This is probably cheating, or disrespectfully not following directions at very least. Still, while it is still Friday, I want to take a shot at the RevGalBlogPals Friday Five - my first!
The question: How has God revealed him/herself to you in a:
4. Another person
Well, I'll take Film for 200, Alex.
On Easter afternoon - after the early morning and the two services which could not have gone better and the fun meal in the Chinese restaurant
(Incidentally, if you're looking to dine out on Easter, but want to miss the church crowd, I recommend some variety of Asian restaurant. I campaigned for Indian, but was outvoted by children.)
Anyway, Easter afternoon, toddler taking a nap, we've pulled on our sweats and done surgery on the newspapers and are beached in front of the TV. And my husband, God bless him, finds Godspell.
I watch about 3 minutes before I am crying.
It's not even a particularly touching 3 minutes - not 'On the Willows' or the crucifixion, not the scene with the ghostly unfinished World Trade Center in the background. It's the Sower and The Seed, with all those strangling weeds. I'm wrecked by this, sitting silent with tears just streaming down my face.
Godspell was tremendous for me when I was a kid. I was an odd combination of freakishly devout child and theatre weirdo. Neither of these went over well in my small rural town. The very idea that there could be a Broadway musical about Jesus - weird hippie clown Jesus! - seemed completely beyond dreaming, made my heart skip a beat. (It still kind of does.) My mother had found me a cast album; I saw the show on its first tour, when I was 12. I got a t-shirt. I wore it so much that, when I lost it at camp, it was mailed to me - no one had to call to see if I had lost mine.
I couldn't trace you a straight line, but I'm pretty sure that Godspell - listening to the songs, seeing the show, seeing the movie a year or so later, wrestling over the years with the whole idea - had something to do with me being, and doing, what I am and do now.
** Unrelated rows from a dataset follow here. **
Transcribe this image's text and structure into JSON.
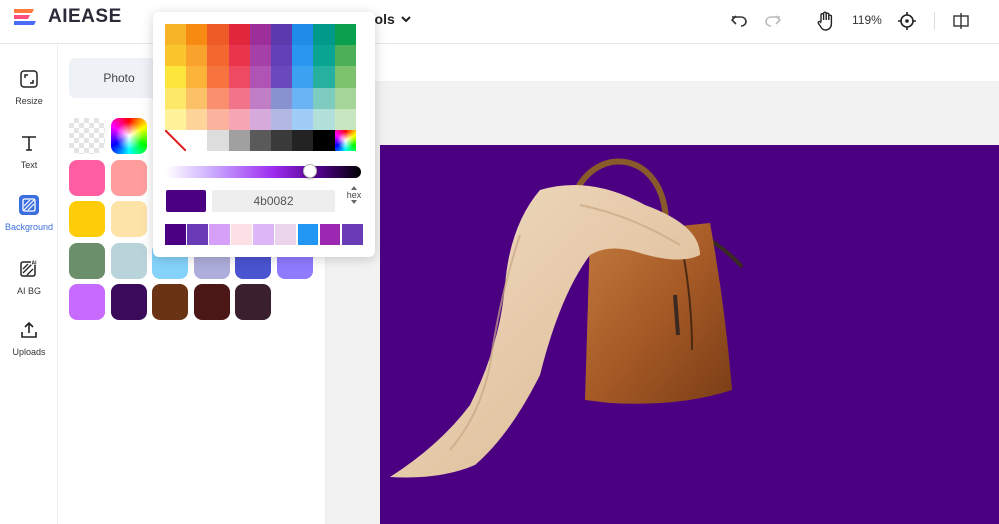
{
  "app": {
    "logo_text": "AIEASE",
    "tools_menu_label": "ools",
    "zoom_level": "119%"
  },
  "toolbar_icons": {
    "undo": "undo-icon",
    "redo": "redo-icon",
    "pan": "hand-icon",
    "fit": "crosshair-icon",
    "compare": "compare-icon"
  },
  "leftnav": {
    "items": [
      {
        "label": "Resize",
        "icon": "resize-icon"
      },
      {
        "label": "Text",
        "icon": "text-icon"
      },
      {
        "label": "Background",
        "icon": "background-icon",
        "active": true
      },
      {
        "label": "AI BG",
        "icon": "ai-bg-icon"
      },
      {
        "label": "Uploads",
        "icon": "upload-icon"
      }
    ]
  },
  "panel": {
    "photo_tab_label": "Photo",
    "swatch_rows": [
      [
        "transparent",
        "gradient",
        "",
        "",
        "",
        ""
      ],
      [
        "#ff5fa2",
        "#ff9d9d",
        "",
        "",
        "",
        ""
      ],
      [
        "#ffcc0a",
        "#fde3a7",
        "",
        "",
        "",
        ""
      ],
      [
        "#6a8f6a",
        "#b8d3d9",
        "#85d3fb",
        "#aeaedc",
        "#4b54d1",
        "#8f7bff"
      ],
      [
        "#c76bff",
        "#3b0a5a",
        "#6a3414",
        "#4a1616",
        "#3a1f2f",
        ""
      ]
    ]
  },
  "picker": {
    "grid_colors": [
      [
        "#f9b52a",
        "#f78b12",
        "#ee5b26",
        "#e0273c",
        "#9c2f9a",
        "#5b3aad",
        "#1f8ce8",
        "#00998a",
        "#0aa04d"
      ],
      [
        "#fbc62d",
        "#f9a32c",
        "#f4672f",
        "#e9344c",
        "#a640a9",
        "#6440b8",
        "#2b96ef",
        "#0aa592",
        "#4daf57"
      ],
      [
        "#fde53b",
        "#fbb33a",
        "#f7733d",
        "#ee4a63",
        "#af54b4",
        "#6a49bd",
        "#3da1f2",
        "#26b09f",
        "#7dc26d"
      ],
      [
        "#fde869",
        "#fcc166",
        "#f98f6e",
        "#f1748a",
        "#c07ec6",
        "#8892d0",
        "#6ab4f5",
        "#7ecbbf",
        "#a6d59a"
      ],
      [
        "#fef399",
        "#fed49b",
        "#fbb39e",
        "#f6a5b5",
        "#d6aadb",
        "#b3b8e2",
        "#9fcdf7",
        "#b2dfd9",
        "#c8e6bf"
      ],
      [
        "none",
        "#ffffff",
        "#dddddd",
        "#a0a0a0",
        "#5a5a5a",
        "#3a3a3a",
        "#232323",
        "#000000",
        "spectrum"
      ]
    ],
    "slider_position": 0.74,
    "current_color": "#4b0082",
    "hex_value": "4b0082",
    "mode_label": "hex",
    "recent_colors": [
      "#4b0082",
      "#6a3bb6",
      "#d6a0f8",
      "#fde0e6",
      "#dcb6f6",
      "#ead4ec",
      "#2196f3",
      "#9c27b0",
      "#6a3bb6"
    ]
  },
  "canvas": {
    "background_color": "#4b0082"
  }
}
I'm pretty sure it was one of the things that nudged my ideas about church and theatre and the overlap, ritual, public ministry, my theology of worship.
And I was crying on Easter because of that.
And because it's not a very good movie.
In fact, it's a pretty bad movie, in nearly every way I can think of. And it can be a really awful play. (That's partly because it's deceptive - both the music and the book seem simple, but require significant chops to present well. Plus it hasn't aged all that well. YES I have seen good productions - recently - but they're noteworthy because, hey, a good production of Godspell! Call the neighbors!)
And so I was crying because here's this thing, this artifact of my adolescence, this souvenir of my inner life, fresh and bright and precisely as I left it back in the 70s. Not dusty.
And I'm crying because, well, it's kind of crap, and what kind of person has this crap as a real milestone in her discipleship? and career development?
And I was crying because: immediately upon asking myself the question, I knew the answer. Everyone does.
In two different ways. In one way, practically everyone I know has something in their past - in their life with God - that they're not proud of. Someplace where God came and met them that they smirk about now - the scary lock-in, the tearful campfire altar call, the crush on some boy or girl that got them into heavy conversations. The dumb superstitious dare they made with God. You would never, as a cool postmodern follower, recommend any of these things...but God used them. So there's that way.
But what I was thinking on Easter was: well, it's all pretty bad, isn't it?
Let's imagine that it wasn't Godspell that had influenced me, but The Messiah. Or some other high-class work of art. Let's say that, at 12, I heard a great rendition of "Surely He Hath Borne Our Griefs and Carried Our Sorrows", and God came and met me and it changed my life. Would I be embarrassed about that? No! Of course not! Classical music is dignified! and worthy! and it just shows what a sensitive Anglican soul I had - at 12! I'd tell everyone that! (I'd probably be a choir director today, if that had been the case.)
But I think that's a false, human distinction.
I think God, who hears every scrap of music on earth and is surrounded by singing angels through eternity, is no more impressed with Handel than with Stephen Schwartz. And no more impressed with Bryn Terfel than with Victor Garber, or even Ted Neely. (And why is Jesus always a tenor, by the way?)
The gulf between Godspell (or Superstar) and The Messiah seems very big from where I stand, but I think from God's perspective, they look much closer. Probably indistinguishable.
And the things we count as 'highest' in human artistic achievement are no closer to God's glory than the things we see as 'lowest.' Because, honestly - who is equal to that task?
No closer, but, I hasten to add - no farther away.